Mineral mining rights granted by the government will be liable to the goods and services tax (GST) at the rate applicable on the supply of the extracted raw material, the Haryana Authority for Advance Rulings has ruled.
The decision should ease the mining sector’s tax burden and clear the ambiguity over whether such rights are liable to be taxed at the rate applicable to the supply of these minerals or at a higher residual rate of 18%.
The ruling was given on an application filed by Pioneer Partners, engaged in mining of boulders and extraction of minerals, which had secured a mining licence from the Haryana government in lieu of which royalty was being paid.
The applicant sought to know whether such royalty payment on account of mining rights was liable to tax in the hands of the applicant under the reverse charge mechanism — where the recipient of goods/services is required to pay tax instead of the supplier — and if so, the rate applicable — 5% valid on supply of minerals or the residual 18%.

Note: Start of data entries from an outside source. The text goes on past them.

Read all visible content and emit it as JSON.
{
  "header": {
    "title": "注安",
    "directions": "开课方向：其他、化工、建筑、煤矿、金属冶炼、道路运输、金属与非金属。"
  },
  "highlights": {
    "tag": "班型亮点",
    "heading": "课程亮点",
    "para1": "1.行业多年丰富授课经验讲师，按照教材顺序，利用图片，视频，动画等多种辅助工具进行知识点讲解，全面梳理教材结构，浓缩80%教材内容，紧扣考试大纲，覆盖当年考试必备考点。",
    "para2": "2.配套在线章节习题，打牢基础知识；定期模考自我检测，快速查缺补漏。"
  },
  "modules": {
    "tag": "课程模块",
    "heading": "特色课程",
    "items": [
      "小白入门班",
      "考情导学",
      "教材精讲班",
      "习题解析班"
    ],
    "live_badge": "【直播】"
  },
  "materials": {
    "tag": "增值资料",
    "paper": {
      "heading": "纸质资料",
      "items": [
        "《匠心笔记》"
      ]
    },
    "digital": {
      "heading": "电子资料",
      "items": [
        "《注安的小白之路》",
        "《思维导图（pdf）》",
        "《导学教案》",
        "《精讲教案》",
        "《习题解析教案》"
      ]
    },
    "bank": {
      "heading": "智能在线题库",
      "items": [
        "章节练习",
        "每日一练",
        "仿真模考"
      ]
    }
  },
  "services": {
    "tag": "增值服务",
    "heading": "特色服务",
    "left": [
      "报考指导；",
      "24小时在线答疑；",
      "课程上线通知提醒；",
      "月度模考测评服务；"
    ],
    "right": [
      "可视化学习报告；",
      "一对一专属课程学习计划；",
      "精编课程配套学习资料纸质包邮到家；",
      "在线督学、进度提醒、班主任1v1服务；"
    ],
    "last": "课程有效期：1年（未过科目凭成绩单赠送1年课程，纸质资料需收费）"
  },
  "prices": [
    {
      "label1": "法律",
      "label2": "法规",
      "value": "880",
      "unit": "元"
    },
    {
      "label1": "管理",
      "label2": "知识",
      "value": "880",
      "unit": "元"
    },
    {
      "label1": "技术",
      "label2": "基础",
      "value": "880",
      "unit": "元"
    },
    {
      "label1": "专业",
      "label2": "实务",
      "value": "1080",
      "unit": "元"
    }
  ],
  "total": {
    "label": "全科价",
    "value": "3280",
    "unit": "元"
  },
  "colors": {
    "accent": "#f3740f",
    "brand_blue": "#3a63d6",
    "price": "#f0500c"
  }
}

The AAR held that such rights granted by the government would qualify as a service liable to tax at the rate applicable to the supply of the mineral being mined, which is 5% in the present case.
In light of the specific notification providing for reverse charge liability on services received from the government, it also held that the applicant must pay tax on such royalty or rent paid.

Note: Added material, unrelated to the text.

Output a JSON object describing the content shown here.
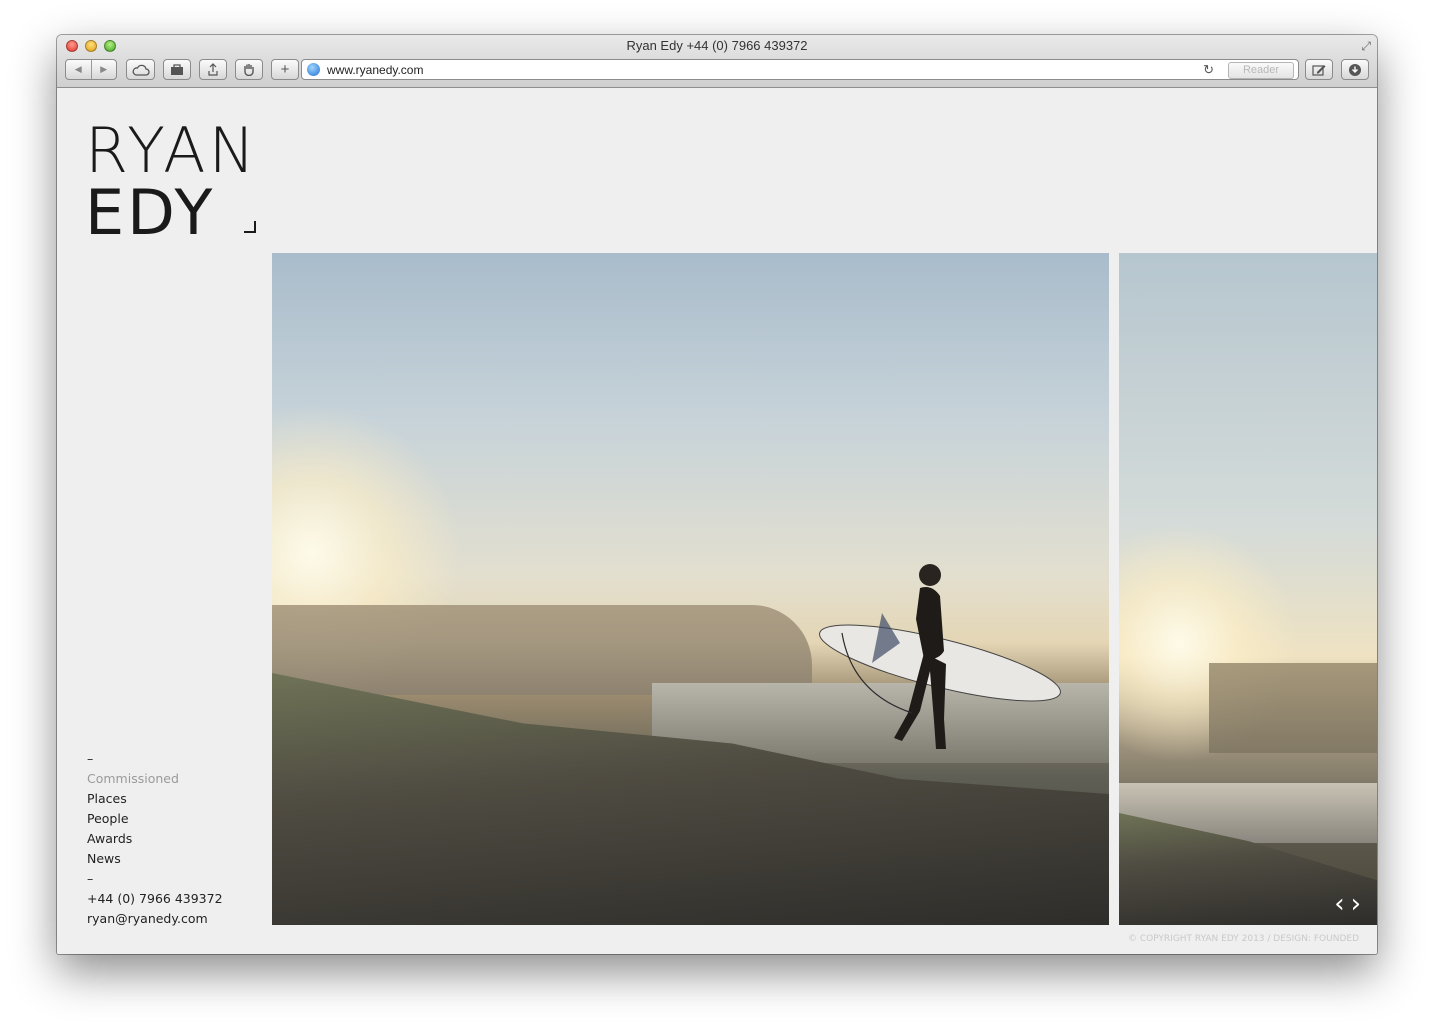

In many cases, GST paid became a cost for the businesses where the products were either outside the ambit of the tax — such as petroleum products — or were used for activities exempt from GST, such as power generation.
Companies that have paid tax on such rights at 18% may explore the possibility of claiming a refund of the excess amount if it has not been claimed as input credit. “This is one of the rare rulings in favour of industry and it would be interesting to see if the authorities would appeal against it or consider making changes in the rate schedule itself,” said Siddharth Mehta, indirect tax partner at PwC India.